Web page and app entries
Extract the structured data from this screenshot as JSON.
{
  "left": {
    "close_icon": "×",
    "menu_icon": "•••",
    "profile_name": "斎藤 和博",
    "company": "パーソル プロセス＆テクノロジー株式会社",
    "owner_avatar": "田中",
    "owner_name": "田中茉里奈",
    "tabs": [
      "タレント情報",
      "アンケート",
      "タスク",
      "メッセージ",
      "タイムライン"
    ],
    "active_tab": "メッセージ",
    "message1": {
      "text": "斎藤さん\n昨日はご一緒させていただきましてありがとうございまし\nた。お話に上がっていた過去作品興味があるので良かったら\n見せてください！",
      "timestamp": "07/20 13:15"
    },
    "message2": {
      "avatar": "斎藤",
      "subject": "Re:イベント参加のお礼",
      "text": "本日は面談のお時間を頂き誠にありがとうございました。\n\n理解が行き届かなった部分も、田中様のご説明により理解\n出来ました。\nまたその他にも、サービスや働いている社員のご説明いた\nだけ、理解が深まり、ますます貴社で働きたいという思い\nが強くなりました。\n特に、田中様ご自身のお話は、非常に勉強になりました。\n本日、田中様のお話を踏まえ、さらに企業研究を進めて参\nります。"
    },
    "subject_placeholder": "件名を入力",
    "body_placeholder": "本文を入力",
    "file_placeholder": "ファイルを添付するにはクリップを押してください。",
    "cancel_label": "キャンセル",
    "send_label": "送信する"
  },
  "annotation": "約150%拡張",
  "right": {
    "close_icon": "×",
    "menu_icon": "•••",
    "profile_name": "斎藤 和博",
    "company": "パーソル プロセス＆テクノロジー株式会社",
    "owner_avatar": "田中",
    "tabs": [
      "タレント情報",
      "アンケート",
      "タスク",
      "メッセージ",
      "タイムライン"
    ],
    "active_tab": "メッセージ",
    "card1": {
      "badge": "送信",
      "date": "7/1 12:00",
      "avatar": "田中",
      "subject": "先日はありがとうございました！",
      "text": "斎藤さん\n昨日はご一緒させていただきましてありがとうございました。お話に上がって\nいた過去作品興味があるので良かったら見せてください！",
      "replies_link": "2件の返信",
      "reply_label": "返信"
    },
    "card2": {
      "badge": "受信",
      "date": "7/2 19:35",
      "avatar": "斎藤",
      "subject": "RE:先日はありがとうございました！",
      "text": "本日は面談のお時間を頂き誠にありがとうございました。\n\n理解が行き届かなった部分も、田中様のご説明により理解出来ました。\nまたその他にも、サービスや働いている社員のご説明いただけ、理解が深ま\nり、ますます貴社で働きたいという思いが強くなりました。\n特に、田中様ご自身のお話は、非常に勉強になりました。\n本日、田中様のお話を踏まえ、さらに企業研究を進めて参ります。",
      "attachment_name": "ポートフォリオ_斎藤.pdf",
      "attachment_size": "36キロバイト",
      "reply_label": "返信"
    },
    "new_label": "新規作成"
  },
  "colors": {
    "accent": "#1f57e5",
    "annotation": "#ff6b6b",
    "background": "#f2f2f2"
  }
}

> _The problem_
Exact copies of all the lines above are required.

> _Solution to this task_
Extract the structured data from this screenshot as JSON.
{
  "left": {
    "close_icon": "×",
    "menu_icon": "•••",
    "profile_name": "斎藤 和博",
    "company": "パーソル プロセス＆テクノロジー株式会社",
    "owner_avatar": "田中",
    "owner_name": "田中茉里奈",
    "tabs": [
      "タレント情報",
      "アンケート",
      "タスク",
      "メッセージ",
      "タイムライン"
    ],
    "active_tab": "メッセージ",
    "message1": {
      "text": "斎藤さん\n昨日はご一緒させていただきましてありがとうございまし\nた。お話に上がっていた過去作品興味があるので良かったら\n見せてください！",
      "timestamp": "07/20 13:15"
    },
    "message2": {
      "avatar": "斎藤",
      "subject": "Re:イベント参加のお礼",
      "text": "本日は面談のお時間を頂き誠にありがとうございました。\n\n理解が行き届かなった部分も、田中様のご説明により理解\n出来ました。\nまたその他にも、サービスや働いている社員のご説明いた\nだけ、理解が深まり、ますます貴社で働きたいという思い\nが強くなりました。\n特に、田中様ご自身のお話は、非常に勉強になりました。\n本日、田中様のお話を踏まえ、さらに企業研究を進めて参\nります。"
    },
    "subject_placeholder": "件名を入力",
    "body_placeholder": "本文を入力",
    "file_placeholder": "ファイルを添付するにはクリップを押してください。",
    "cancel_label": "キャンセル",
    "send_label": "送信する"
  },
  "annotation": "約150%拡張",
  "right": {
    "close_icon": "×",
    "menu_icon": "•••",
    "profile_name": "斎藤 和博",
    "company": "パーソル プロセス＆テクノロジー株式会社",
    "owner_avatar": "田中",
    "tabs": [
      "タレント情報",
      "アンケート",
      "タスク",
      "メッセージ",
      "タイムライン"
    ],
    "active_tab": "メッセージ",
    "card1": {
      "badge": "送信",
      "date": "7/1 12:00",
      "avatar": "田中",
      "subject": "先日はありがとうございました！",
      "text": "斎藤さん\n昨日はご一緒させていただきましてありがとうございました。お話に上がって\nいた過去作品興味があるので良かったら見せてください！",
      "replies_link": "2件の返信",
      "reply_label": "返信"
    },
    "card2": {
      "badge": "受信",
      "date": "7/2 19:35",
      "avatar": "斎藤",
      "subject": "RE:先日はありがとうございました！",
      "text": "本日は面談のお時間を頂き誠にありがとうございました。\n\n理解が行き届かなった部分も、田中様のご説明により理解出来ました。\nまたその他にも、サービスや働いている社員のご説明いただけ、理解が深ま\nり、ますます貴社で働きたいという思いが強くなりました。\n特に、田中様ご自身のお話は、非常に勉強になりました。\n本日、田中様のお話を踏まえ、さらに企業研究を進めて参ります。",
      "attachment_name": "ポートフォリオ_斎藤.pdf",
      "attachment_size": "36キロバイト",
      "reply_label": "返信"
    },
    "new_label": "新規作成"
  },
  "colors": {
    "accent": "#1f57e5",
    "annotation": "#ff6b6b",
    "background": "#f2f2f2"
  }
}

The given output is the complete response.